Title: Absence Isn't Always Better
Grissom/Sara, angst, pg
Author's Note: Again to Devanie for being a top beta!
His grip on her hand tightened as the emotions coursed through him, rapidly. They were so overwhelming, as he felt his resolve slipping, knowing that this was affecting him more than he was willing to admit outloud. A tear slipped down his cheek and landed on her pale hand. This was wrong.
He let go of her hand suddenly.
What good was he to her anyway? He knew deep inside his heart that even if she woke up he would automatically hide away behind his walls yet again. He knew he would hurt he, and he didn't want to. This was the best way.
Believing that he was thinking rationally, he convinced himself that he shouldn't be there. He should get far away from her so that she didn't get used to his presence. If he left now, she'd miss him less. Right?
'Stay away from her, Gil. She's better off without you.' His mind screamed at him.
"But I love her!" His heart argued.
His mind won.
And so he went. He left the room so fast he didn't see her hand move slightly, seeking out the comfort and warmth of his hand.
He looked at his watch. 10.43pm. It was late, he should get home. Sara would be fine. Better off without him.
He was startled by the phone as it started to ring the second he walked in his front door. Not in the mood to talk to anyone, he let the machine get it.
"Gil? Gil, pick up!"
He stood still in his tracks. Something had happened. Something bad. She didn't cry for no reason.
He rushed to the phone.
A white sheet. A white sheet was all that separated him and his Sara. His Sara. The words sounded so pathetic. Not half an hour ago he was standing there convincing himself that she was better off without him.
"What time did she go?" Something urged him to ask. Something unforeseen.
He couldn't bring himself to say the word 'die'. The doctor looked confused at his sudden question. This was not a typical question they got from grieving relatives as they said goodbye to a relative. But then again this wasn't a relative, and, to an unknowing member of society, was just a work relation. No one who really cared. How far off the mark could one get?
No. No, it can't be.
"It's my fault." He whispered.
"What? Gil, what are you talking about?" Catherine's confused voice came through.
"It's my fault." He kept muttering over and over again, as he started to walk down the hall.
Faster and faster.
Faster and faster.
Faster and faster, until he finally reached the exit.
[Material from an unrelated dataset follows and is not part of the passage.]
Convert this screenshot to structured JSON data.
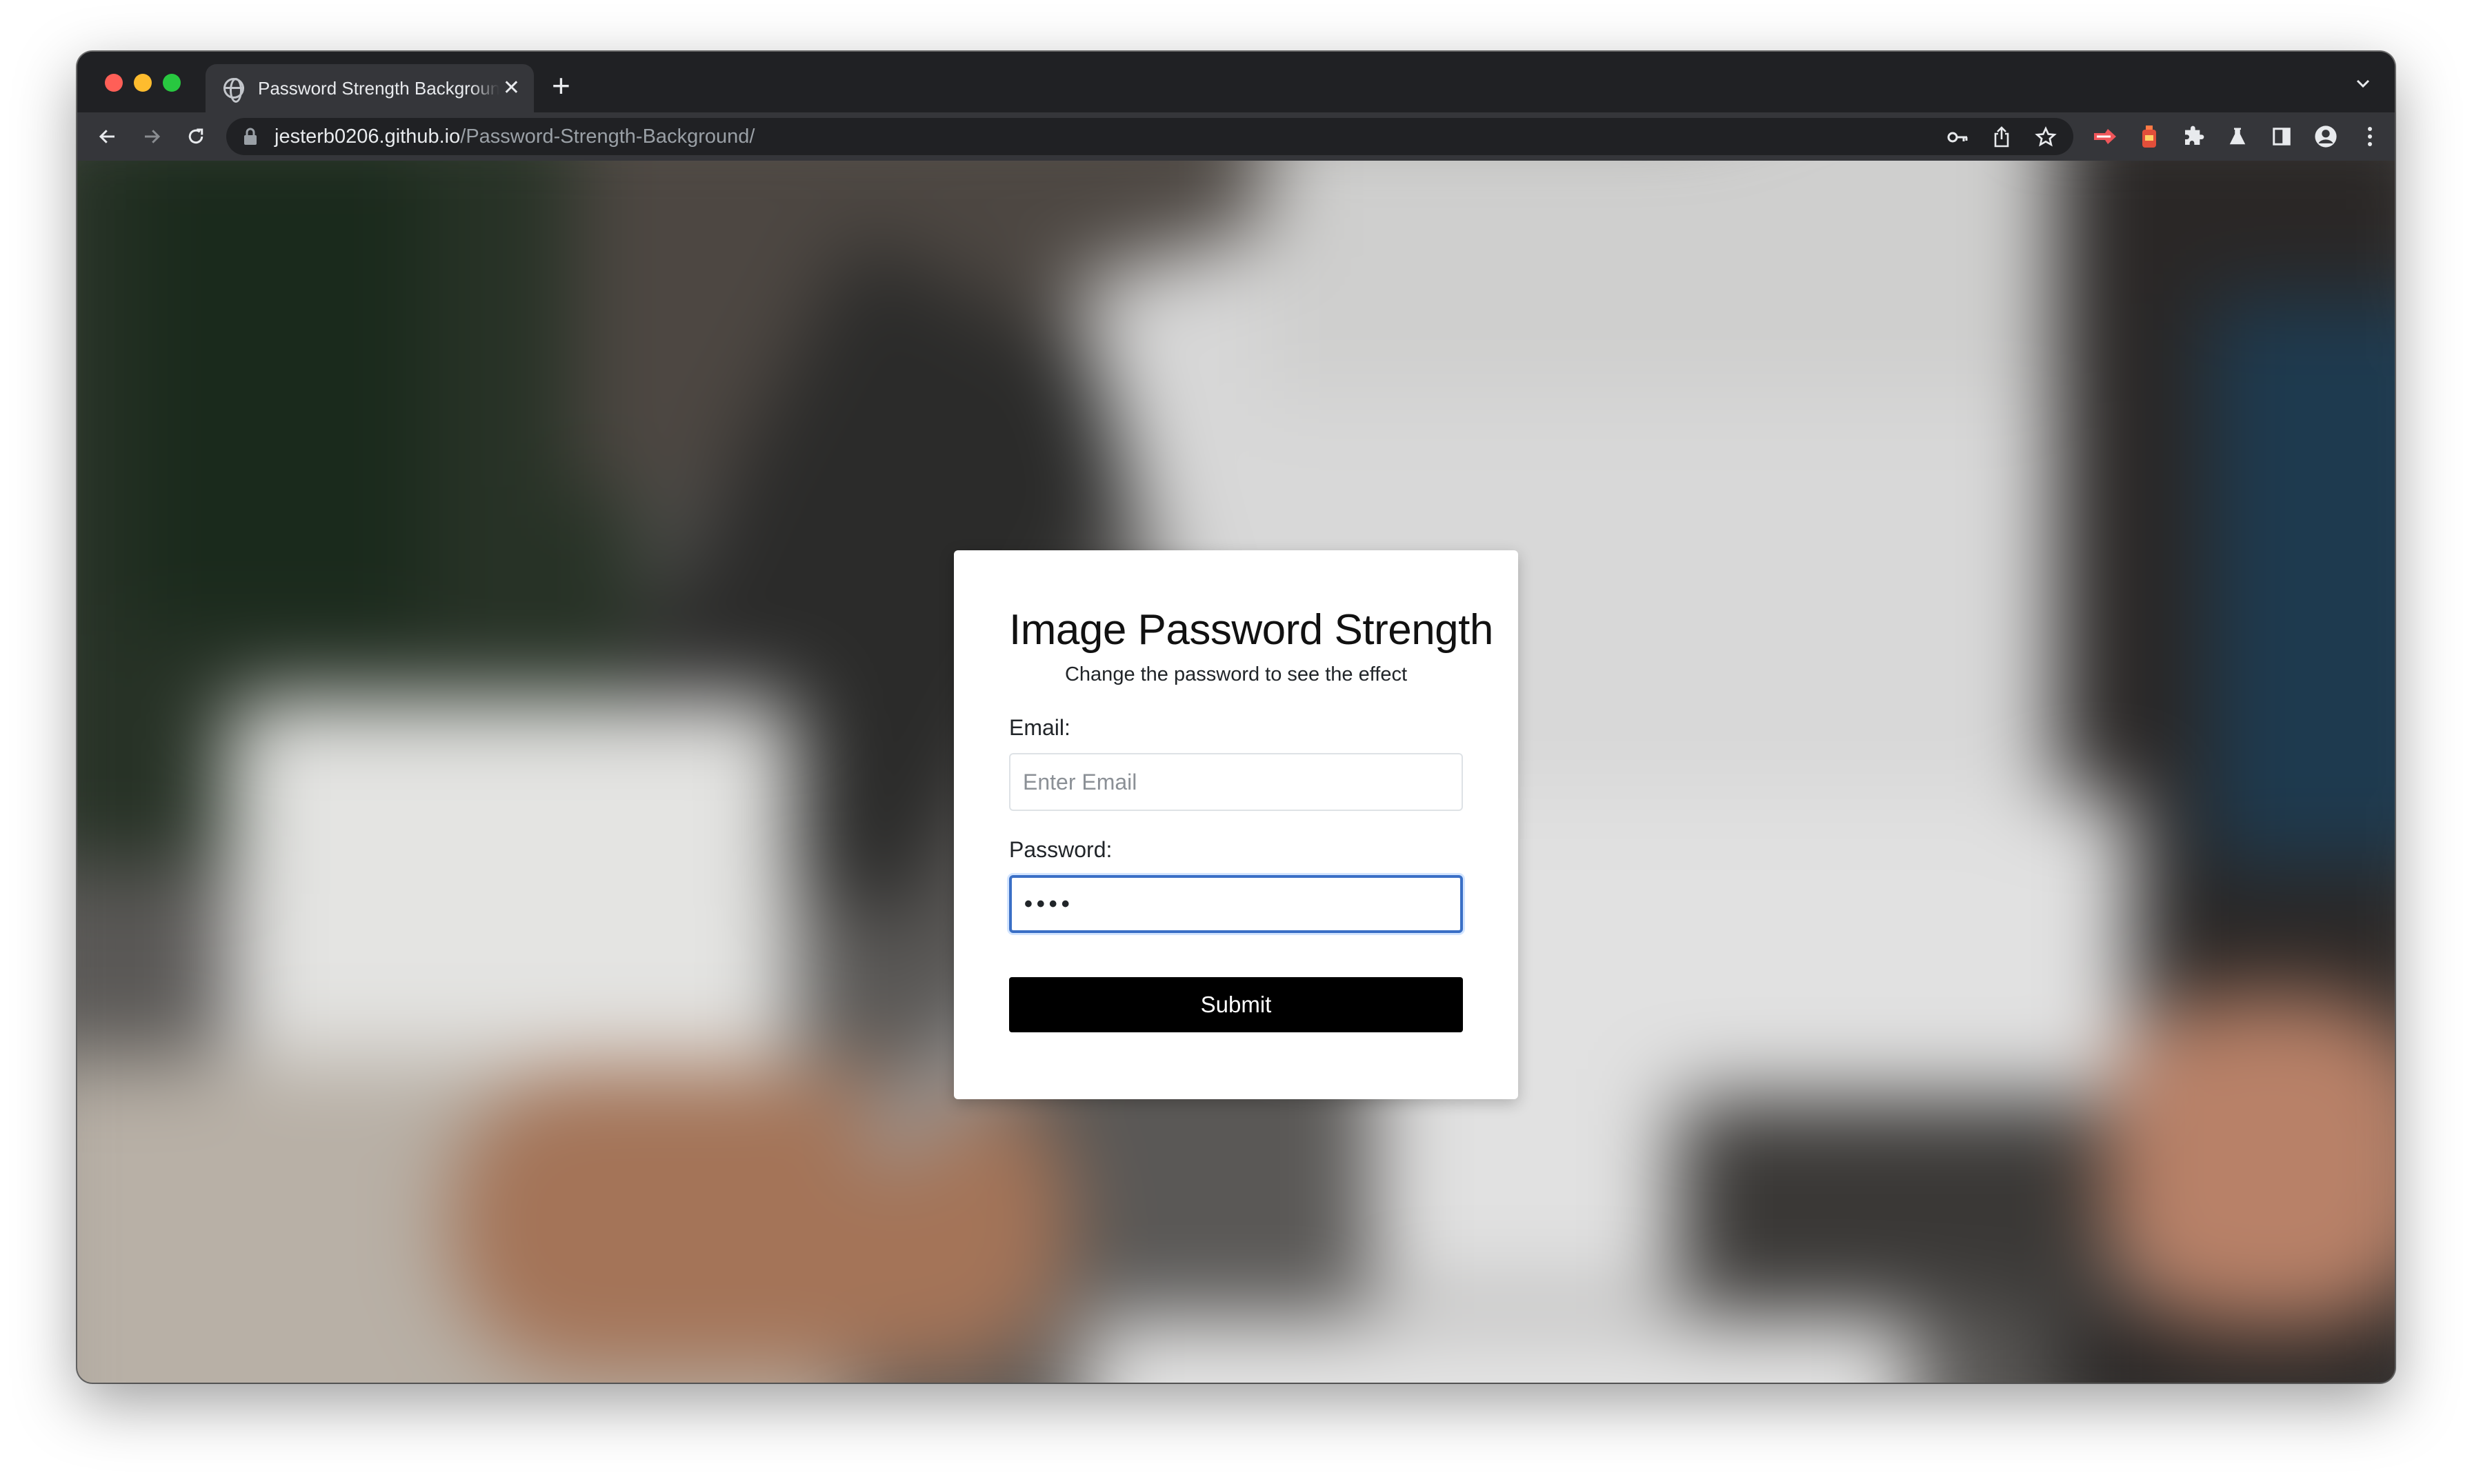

He heard Catherine's pained voice reverberating down the hallway, but he didn't care. Sara was all he cared about, and she was gone.
He had left at 10.43.
She had died at 10.44.
It was his fault, he shouldn't have left. She must have known.
She must have known he wasn't coming back.
It was his fault.